Ezekiel Gilbert contracted for services with Lenora Ivie Frago, an escort he found on Craigslist. At the end of their Christmas Eve engagement, he paid her her $150 fee, and she walked out — which angered him, because he’d assumed that sex was included as part of the package. Gilbert shot Frago in the neck, paralyzing her; she died of her injuries seven months later. His defense before the courts? That his actions were justifiable because she was stealing the $150 — and under Texas law, he was acquitted....read more
If there had been laws to protect me from his actions—laws that forbade the use of deception and manipulation to lure someone into dangerous and unwanted sexual situations—perhaps this wouldn’t have happened to me. At the very least, if it had happened, I would have had some legal recourse. As it stands, there is no prosecutorial action I can take regarding his loathsome behavior in the state of Virginia—and I’m not sure I could take such action anywhere else, either. But we can’t let the subtlety of this issue of consent confuse us from recognizing it as the violation it most certainly is. If someone were to ask William*, even now, if I would have consented to sex with him had I known the truth, his answer would be an unequivocal, “No.” He knew it then, just as he knows it now: He was having sex with me against my will.
People lie all the time. There is no law against it. But lying becomes criminal when it is used to coerce others into sexual acts. “Why is deception tolerated in the context of sex? What protection does society provide to a person’s sexual integrity…? It is time to remove deception from the realm of sexual interaction in American society. Its tolerance promotes an unseemly status quo in our social fabric that denigrates the most intimate of relationships” (Decker and Baroni, 2012, p. 1167-1168)....read more
This piece in the Times about sex workers who testified on behalf of their pimps in a sex trafficking case is… interesting. It touches on too many complex issues for me to do it justice in a blog post without having read the trial transcript or knowing much of the background, but a few thoughts:...read more
Having a product called “Sexcereal” is funny enough.
Seriously promoting it as being full of foods that make you sexy is funny enough.
Having different versions of it for men and women is funny enough.
But honestly, the folks behind Sexcereal are in the wrong business. Hollywood pays big bucks for people who can be this hilarious:...read more
Of course, some of you reading this are bisexual. So am I. But for those who aren’t, you may be wondering how to be our allies. Here are some suggestions (by the way, if any other bisexuals have suggestions they’d like to add, please feel free to say so in the comments.)...read more

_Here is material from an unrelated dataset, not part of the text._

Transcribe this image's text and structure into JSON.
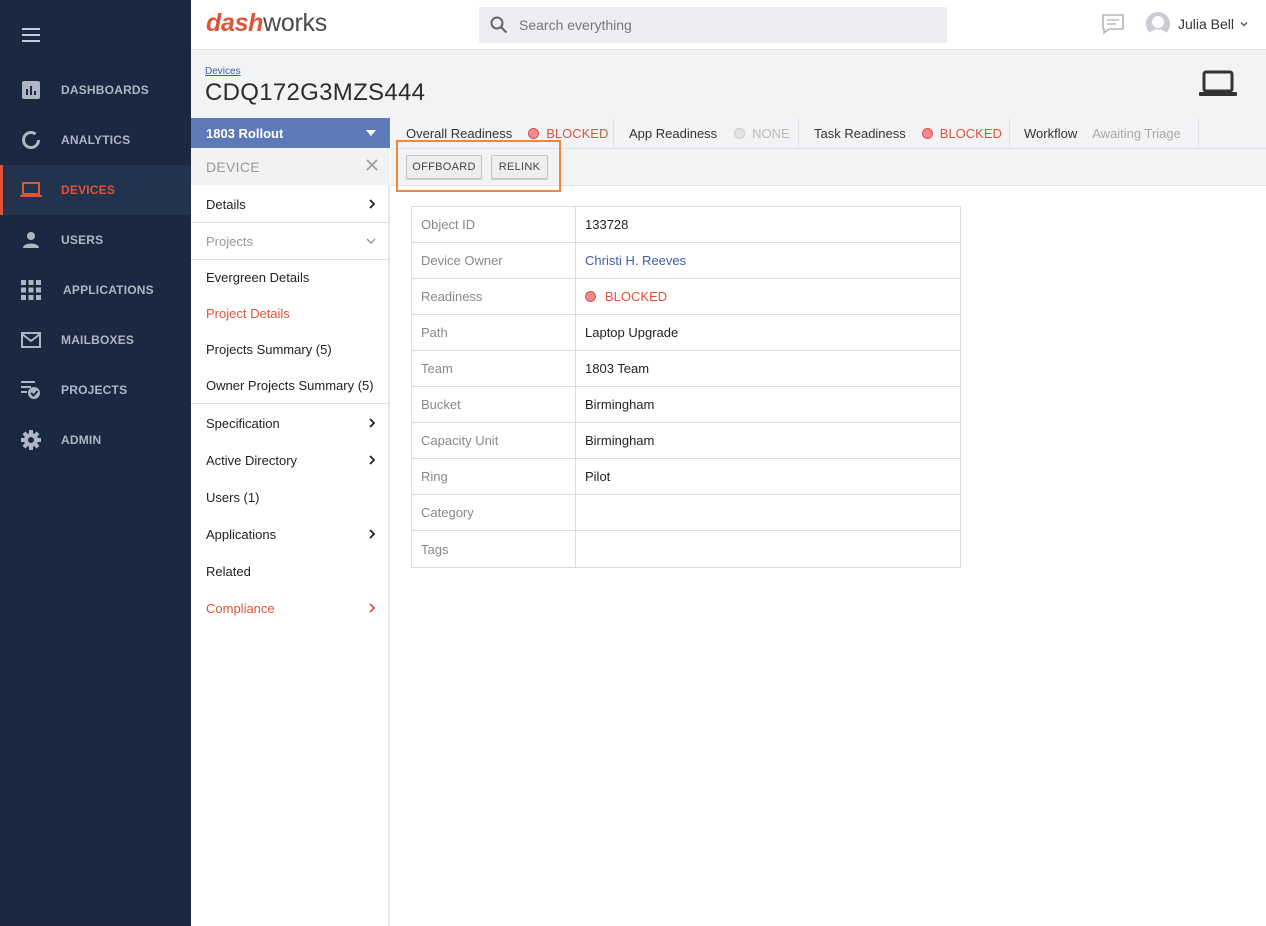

Caperton covered the Elizabeth Smart speech about abstinence already, and my Guardian column this week is on a similar topic: How an emphasis on purity is bad for women, bad for men and bad for rape survivors:...read more
This weekend’s New York Times Magazine features Anthony Weiner and Huma Abedin, and details how they’re rebuilding their marriage and Weiner’s political career in the wake of his boner-photo tweet scandal. I wrote about it in my Guardian column this week, and more broadly the script that politicians follow when caught cheating: Lie, then admit, then apologize with wife in tow, then stage a come-back. And sure, sometimes (often) we should forgive them because their stupid personal flaws don’t impact their ability to govern. But also, I’d like to see political wives have more options. People stay in marriages for all sorts of reasons, and staying in the relationship after an affair isn’t necessarily a bad or wrong choice; none of us are inside these marriages, so we have no idea. But it would be nice if there were more acceptable public models:...read more

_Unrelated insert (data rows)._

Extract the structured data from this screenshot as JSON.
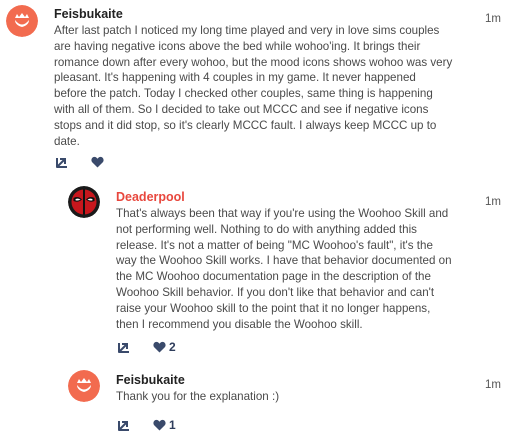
{
  "colors": {
    "author_default": "#222222",
    "author_highlight": "#e8473d",
    "avatar_orange": "#f26b4f",
    "icon": "#3a4a6b"
  },
  "comments": [
    {
      "author": "Feisbukaite",
      "avatar_icon": "default-orange-avatar-icon",
      "time": "1m",
      "body": [
        "After last patch I noticed my long time played and very in love sims couples",
        "are having negative icons above the bed while wohoo'ing. It brings their",
        "romance down after every wohoo, but the mood icons shows wohoo was very",
        "pleasant. It's happening with 4 couples in my game. It never happened",
        "before the patch. Today I checked other couples, same thing is happening",
        "with all of them. So I decided to take out MCCC and see if negative icons",
        "stops and it did stop, so it's clearly MCCC fault.  I always keep MCCC up to",
        "date."
      ],
      "likes": ""
    },
    {
      "author": "Deaderpool",
      "avatar_icon": "deadpool-mask-avatar-icon",
      "time": "1m",
      "body": [
        "That's always been that way if you're using the Woohoo Skill and",
        "not performing well.  Nothing to do with anything added this",
        "release.  It's not a matter of being \"MC Woohoo's fault\", it's the",
        "way the Woohoo Skill works.  I have that behavior documented on",
        "the MC Woohoo documentation page in the description of the",
        "Woohoo Skill behavior.  If you don't like that behavior and can't",
        "raise your Woohoo skill to the point that it no longer happens,",
        "then I recommend you disable the Woohoo skill."
      ],
      "likes": "2"
    },
    {
      "author": "Feisbukaite",
      "avatar_icon": "default-orange-avatar-icon",
      "time": "1m",
      "body": [
        "Thank you for the explanation :)"
      ],
      "likes": "1"
    }
  ]
}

Over at Al Jazeera, I’m writing about the evolution of American laws on rape and sexual assault. Over the decades, sexual assault law and jurisprudence have changed along with the status of women; the law has both reflected the culture and helped to move it forward. In light of that, perhaps it’s time for another shift in the law, to a model of affirmative consent:...read more
A whole lot of people, as it turns out. This week at the Guardian I’m writing about the Commission on the Status of Women, a two-week-long UN conference that wrapped up on Friday and, thankfully, resulted in a signed document pledging action on women’s rights. But in the lead-up to the signing, we saw a variety of actors from all around the world try to impede anti-violence efforts. Who? Russia, Iran, the Vatican, the Muslim Brotherhood and American pro-life groups, among others. They had a variety of objections, but the chief ones were that the proposed CSW document would treat husbands who rape their wives the same way as men who rape strangers, would disallow countries from using the “it’s our culture / religion / tradition” excuse to avoid implementing anti-violence measures, and stated that women have a right to bodily integrity and freedom:...read more
When school districts treat trans and gender-nonconforming kids as “different,” requiring that they use special bathrooms, is it any surprise when the other kids follow suit?...read more
I’m writing in Al Jazeera today about how the fight over the Violence Against Women Act exemplifies the increased extremism of the Republican party. A bit:...read more
Teri James was fired from her job as a financial aid specialist at San Diego Christian College for being unmarried and pregnant. Clarification: She was fired because the pregnancy was evidence that she had “engaged in activity outside the scope of the Handbook and Community Covenant that does not build up the college’s mission” — namely, premarital sex....read more